He shook his head then asked, “Why did you need to see the stock register book?”
“I didn’t. I needed Nicky to leave her desk.”
Jon regarded me with his expressive brown eyes, brows raised, no doubt shocked by my audacity; he always was. I wanted to laugh. He had no idea how low I’d stoop to ferret out secrets, including his. This was nothing, but he didn’t need to know that.
“And? What did you hear?” He whirled his hand in a ‘hurry up’ gesture.
I took a big bite of my sandwich and after I’d finished chewing gave him a gloves-off synopsis, including the part about Bob’s intent to replace us and why.
“He said that about you and me, Gayle? He wanted to kick us off the job?” Jon asked with a look that hovered between pissed off and hurt. I noticed he jiggled his knee up and down too.
I reached for my sandwich to take another bite but before I could, Jon tugged the wrapper it lay on out of my reach.
“Yeah. Sucks doesn’t it?” I knew I sounded flip but all of this was so Twilight Zone to me . I had no idea how to convince Bob to reconsider his position on Aphrodite; Marilyn had already failed and Jon and I were the lowest men on the totem pole. But if we did nothing, we’d share in the blame.

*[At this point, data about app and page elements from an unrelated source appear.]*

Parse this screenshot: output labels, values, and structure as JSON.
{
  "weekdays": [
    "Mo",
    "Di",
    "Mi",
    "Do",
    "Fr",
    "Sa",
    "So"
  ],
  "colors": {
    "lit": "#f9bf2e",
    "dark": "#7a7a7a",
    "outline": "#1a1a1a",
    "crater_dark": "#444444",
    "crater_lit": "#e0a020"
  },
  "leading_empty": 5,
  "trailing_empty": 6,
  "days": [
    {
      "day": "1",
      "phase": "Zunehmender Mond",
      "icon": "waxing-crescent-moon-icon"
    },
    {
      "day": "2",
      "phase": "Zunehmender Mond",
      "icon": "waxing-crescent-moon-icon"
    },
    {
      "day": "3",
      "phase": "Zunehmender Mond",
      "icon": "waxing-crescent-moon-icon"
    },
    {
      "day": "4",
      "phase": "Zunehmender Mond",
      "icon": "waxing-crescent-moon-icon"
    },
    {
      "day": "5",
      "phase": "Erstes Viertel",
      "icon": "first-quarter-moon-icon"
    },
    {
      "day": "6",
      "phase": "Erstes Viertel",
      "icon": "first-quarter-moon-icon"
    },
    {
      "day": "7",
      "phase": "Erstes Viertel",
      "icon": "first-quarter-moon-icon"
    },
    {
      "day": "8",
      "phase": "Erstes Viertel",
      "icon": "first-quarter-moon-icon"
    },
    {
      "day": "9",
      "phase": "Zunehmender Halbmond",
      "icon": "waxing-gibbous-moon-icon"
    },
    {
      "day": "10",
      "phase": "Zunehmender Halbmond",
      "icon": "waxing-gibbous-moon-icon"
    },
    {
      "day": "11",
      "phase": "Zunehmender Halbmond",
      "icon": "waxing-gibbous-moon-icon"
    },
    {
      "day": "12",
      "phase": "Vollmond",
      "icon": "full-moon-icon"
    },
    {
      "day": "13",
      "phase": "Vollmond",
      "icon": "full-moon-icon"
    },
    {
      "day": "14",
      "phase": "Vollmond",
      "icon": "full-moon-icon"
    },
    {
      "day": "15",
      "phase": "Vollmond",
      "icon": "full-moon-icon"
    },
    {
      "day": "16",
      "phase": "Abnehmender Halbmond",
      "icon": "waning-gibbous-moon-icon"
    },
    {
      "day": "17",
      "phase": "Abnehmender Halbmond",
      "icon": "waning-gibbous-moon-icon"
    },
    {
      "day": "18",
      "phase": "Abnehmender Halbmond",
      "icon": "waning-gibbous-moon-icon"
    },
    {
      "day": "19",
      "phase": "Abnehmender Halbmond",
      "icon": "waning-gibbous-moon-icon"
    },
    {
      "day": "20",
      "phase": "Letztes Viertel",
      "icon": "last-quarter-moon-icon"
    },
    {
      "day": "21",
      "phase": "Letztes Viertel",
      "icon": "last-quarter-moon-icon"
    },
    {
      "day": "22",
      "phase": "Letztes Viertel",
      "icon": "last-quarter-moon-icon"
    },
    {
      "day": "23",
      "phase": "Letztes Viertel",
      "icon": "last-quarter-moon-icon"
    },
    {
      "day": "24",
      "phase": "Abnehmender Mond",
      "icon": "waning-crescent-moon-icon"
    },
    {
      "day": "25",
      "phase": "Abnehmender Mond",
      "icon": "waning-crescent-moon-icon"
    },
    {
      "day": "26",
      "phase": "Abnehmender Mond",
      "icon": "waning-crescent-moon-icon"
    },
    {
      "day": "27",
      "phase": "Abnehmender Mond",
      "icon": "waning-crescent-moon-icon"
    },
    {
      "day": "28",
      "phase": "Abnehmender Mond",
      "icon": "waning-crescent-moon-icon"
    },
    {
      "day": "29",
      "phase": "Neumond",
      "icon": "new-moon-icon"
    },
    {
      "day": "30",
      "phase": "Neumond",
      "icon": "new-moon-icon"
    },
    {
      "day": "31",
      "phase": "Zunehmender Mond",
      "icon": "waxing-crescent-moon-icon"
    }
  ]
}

“I can’t believe he said any of that in front of the client,” Jon said, eyes wide.
“I guess Marilyn couldn’t either because she asked if they could continue the discussion at the office and he said, ‘No, we’re done discussing. It’s eating time now! Who wants chicken fried steak?'”
“Eating time?” Jon laughed. “Did he really say that?”
I laughed and came clean. “Nah, I took a few liberties but I’m sure he was thinking it. Speaking of which, I’d like my sandwich back, please.” I laughed again but Jon’s expression turned serious. He also retained custody of my sandwich.
“What if someone had caught you eavesdropping?”
I flipped my hand at him. “Don’t worry; they didn’t. They’re all at lunch now,” then I lowered my voice an octave and said in my gruff Bob voice as I stood and hitched up my imaginary pants, “eating chicken fried steak.”
I continued my charade to ease the tension. “This is super serious partner stuff you wouldn’t understand, Johnny boy. You must defer to my superior judgment. Because I’m gorgeous, don’t you know! Have you seen my latest picture by the way?”
Jon snickered at my imitation because Bob had pictures of himself throughout his office, got his hair cut every week and rarely ordered anything other than chicken fried steak for lunch. Jon’s laughter died when he looked at the doorway. I turned and saw, to my horror, that Bob Ternes stood there. He didn’t look too pleased. The restaurant must have run out of chicken fried steak.